As the 3,919 students who participated in the first year of Indiana's new, wide-reaching school voucher program near the end of the first semester in their new schools, the program faces its next challenge: A state court hearing opened on Dec. 19 on a lawsuit arguing the program violates Indiana's constitution.
The Choice Scholarship program, one of a number of education changes enacted by Indiana's Republican-dominated state government during the 2011 legislative session, has drawn national attention for a number of bold components. It is the only active voucher program in the country that is not limited to low-income students or students who have attended a low-performing school, and the only one with no eventual cap on enrollment.
With the program moving into full gear, public schools across the state are bracing for an outflow of funds from already-tight budgets, while private schools prepare for an increased demand for spaces in their classrooms. Meanwhile, debate still rages over the initiative as schools and families consider the financial, educational, and social consequences of a program that is projected to grow substantially.
The hearing that opened last month in the Marion County superior court, in Indianapolis, stems from a lawsuit filed by a group of residents with backing from the National Education Association. It questions whether the voucher program meets Indiana's constitutional obligation to provide a common education to its students and asks whether public funds can go to private institutions. Nearly all the private schools signed up for the program so far are religiously affiliated.
Of the first year's batch of students, 593 were from middle-income families, that qualified for a 50 percent voucher. About 53 percent of the voucher recipients are minority students, while the state's population is 84 percent white. Mr. Bennett said the demographic breakdown of voucher recipients is evidence that the program fulfills its goal: "When we first proposed this, that was the exact demographic that many folks were saying would be left in public schools."
Jon G. Ellis, the executive director of the Indiana Association of Public School Superintendents, has a different perspective, noting that the percentage of Indiana students in nonpublic schools has remained constant since 1989. "We've always had about 5 percent looking for a way to leave public schools. We've just decided to pay them to look for a way," he said.
According to Jenny S. Andorfer, the director of admissions at the private Bishop Luers High School, in Fort Wayne, "I had a lot of people call me and register subsequently once they knew the voucher program had passed.

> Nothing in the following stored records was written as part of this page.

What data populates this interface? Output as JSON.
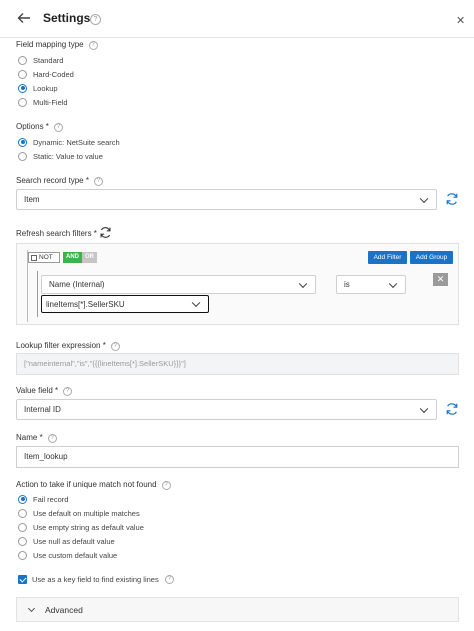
{
  "header": {
    "title": "Settings",
    "help": "?",
    "close": "✕",
    "back_icon": "arrow-left-icon"
  },
  "field_mapping_type": {
    "label": "Field mapping type",
    "options": [
      "Standard",
      "Hard-Coded",
      "Lookup",
      "Multi-Field"
    ],
    "selected": "Lookup"
  },
  "options": {
    "label": "Options *",
    "items": [
      "Dynamic: NetSuite search",
      "Static: Value to value"
    ],
    "selected": "Dynamic: NetSuite search"
  },
  "search_record_type": {
    "label": "Search record type *",
    "value": "Item"
  },
  "refresh_search_filters": {
    "label": "Refresh search filters *",
    "not_label": "NOT",
    "and_label": "AND",
    "or_label": "OR",
    "add_filter_label": "Add Filter",
    "add_group_label": "Add Group",
    "field_value": "Name (Internal)",
    "operator_value": "is",
    "operand_value": "lineItems[*].SellerSKU",
    "remove_label": "✕"
  },
  "lookup_filter_expression": {
    "label": "Lookup filter expression *",
    "value": "[\"nameinternal\",\"is\",\"{{{lineItems[*].SellerSKU}}}\"]"
  },
  "value_field": {
    "label": "Value field *",
    "value": "Internal ID"
  },
  "name_field": {
    "label": "Name *",
    "value": "Item_lookup"
  },
  "action_if_not_found": {
    "label": "Action to take if unique match not found",
    "options": [
      "Fail record",
      "Use default on multiple matches",
      "Use empty string as default value",
      "Use null as default value",
      "Use custom default value"
    ],
    "selected": "Fail record"
  },
  "key_field": {
    "label": "Use as a key field to find existing lines",
    "checked": true
  },
  "advanced": {
    "label": "Advanced"
  },
  "colors": {
    "accent": "#1a73c7",
    "and_green": "#3bb54a",
    "or_gray": "#c5c5c5"
  }
}
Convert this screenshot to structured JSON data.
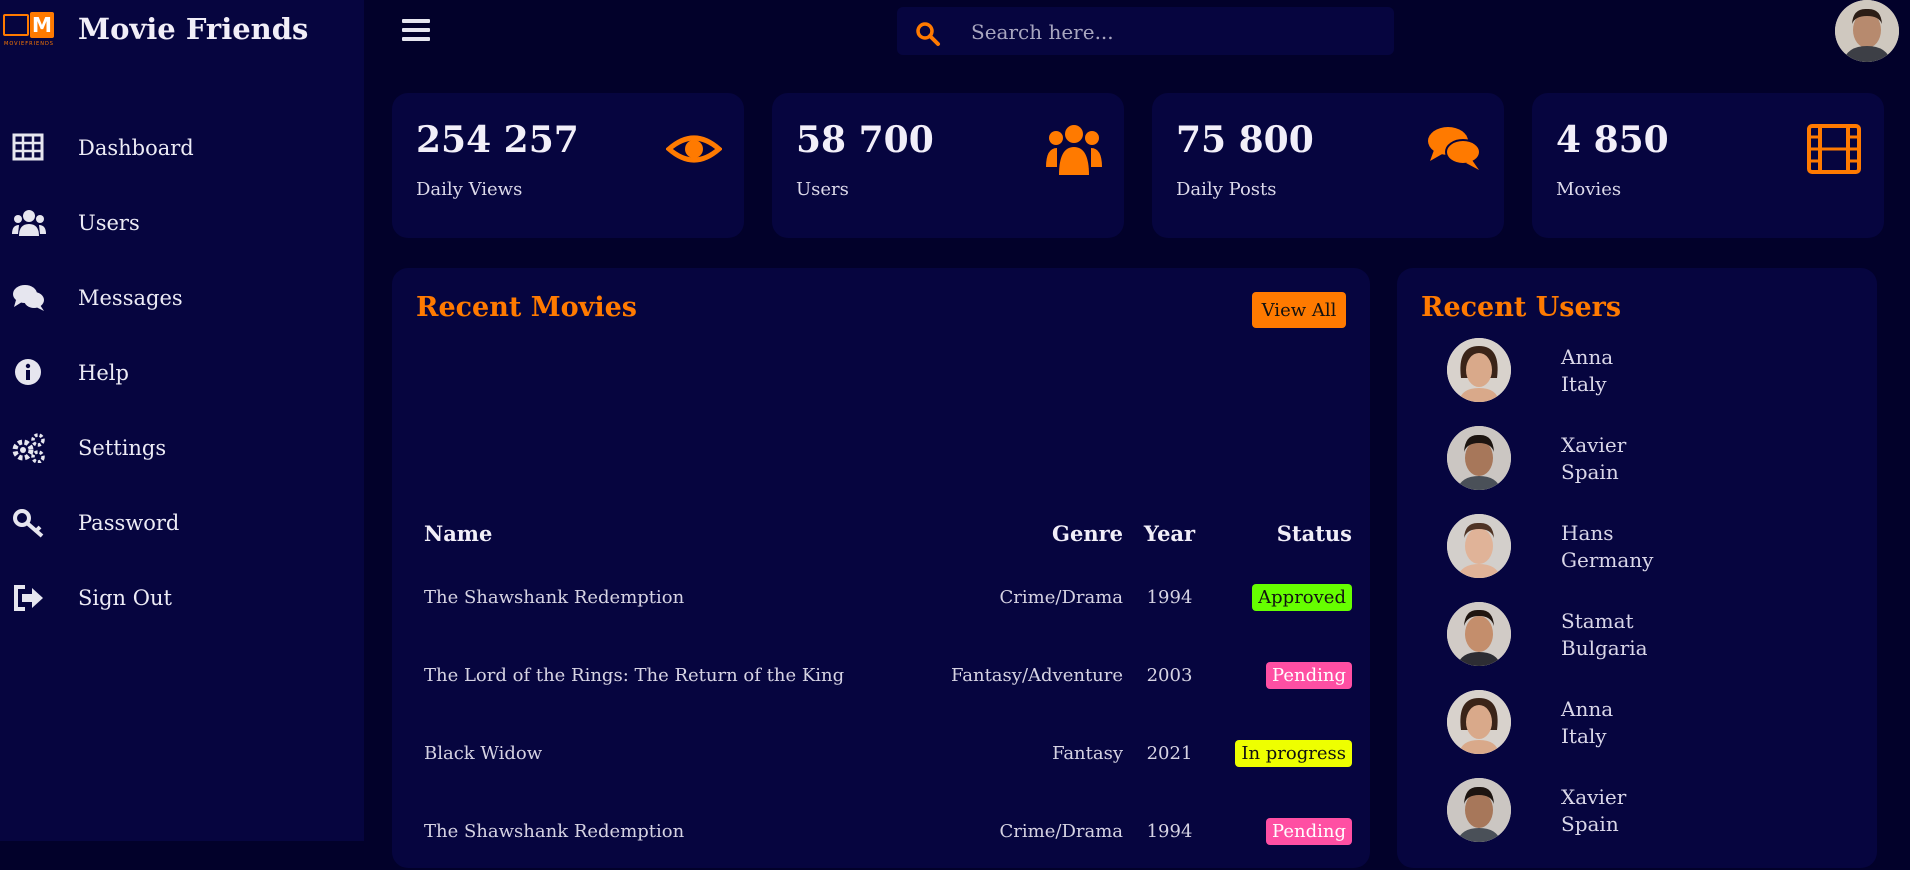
{
  "app": {
    "brand_name": "Movie Friends",
    "logo_letter": "M",
    "logo_small": "MOVIEFRIENDS"
  },
  "sidebar": {
    "items": [
      {
        "label": "Dashboard",
        "icon": "table-icon"
      },
      {
        "label": "Users",
        "icon": "users-icon"
      },
      {
        "label": "Messages",
        "icon": "comments-icon"
      },
      {
        "label": "Help",
        "icon": "info-icon"
      },
      {
        "label": "Settings",
        "icon": "gears-icon"
      },
      {
        "label": "Password",
        "icon": "key-icon"
      },
      {
        "label": "Sign Out",
        "icon": "sign-out-icon"
      }
    ]
  },
  "search": {
    "placeholder": "Search here..."
  },
  "stats": [
    {
      "value": "254 257",
      "label": "Daily Views",
      "icon": "eye-icon"
    },
    {
      "value": "58 700",
      "label": "Users",
      "icon": "users-icon"
    },
    {
      "value": "75 800",
      "label": "Daily Posts",
      "icon": "comments-icon"
    },
    {
      "value": "4 850",
      "label": "Movies",
      "icon": "film-icon"
    }
  ],
  "recent_movies": {
    "title": "Recent Movies",
    "view_all_label": "View All",
    "columns": [
      "Name",
      "Genre",
      "Year",
      "Status"
    ],
    "rows": [
      {
        "name": "The Shawshank Redemption",
        "genre": "Crime/Drama",
        "year": "1994",
        "status": "Approved"
      },
      {
        "name": "The Lord of the Rings: The Return of the King",
        "genre": "Fantasy/Adventure",
        "year": "2003",
        "status": "Pending"
      },
      {
        "name": "Black Widow",
        "genre": "Fantasy",
        "year": "2021",
        "status": "In progress"
      },
      {
        "name": "The Shawshank Redemption",
        "genre": "Crime/Drama",
        "year": "1994",
        "status": "Pending"
      }
    ]
  },
  "recent_users": {
    "title": "Recent Users",
    "users": [
      {
        "name": "Anna",
        "country": "Italy"
      },
      {
        "name": "Xavier",
        "country": "Spain"
      },
      {
        "name": "Hans",
        "country": "Germany"
      },
      {
        "name": "Stamat",
        "country": "Bulgaria"
      },
      {
        "name": "Anna",
        "country": "Italy"
      },
      {
        "name": "Xavier",
        "country": "Spain"
      }
    ]
  },
  "colors": {
    "accent": "#ff7a00",
    "background": "#02012a",
    "panel": "#06053f",
    "status_approved": "#66ff00",
    "status_pending": "#ff4fa3",
    "status_in_progress": "#eeff00"
  }
}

But, really, the majority of our voucher monies went to students that we already had registered to come here for this school year."
....click the link for more...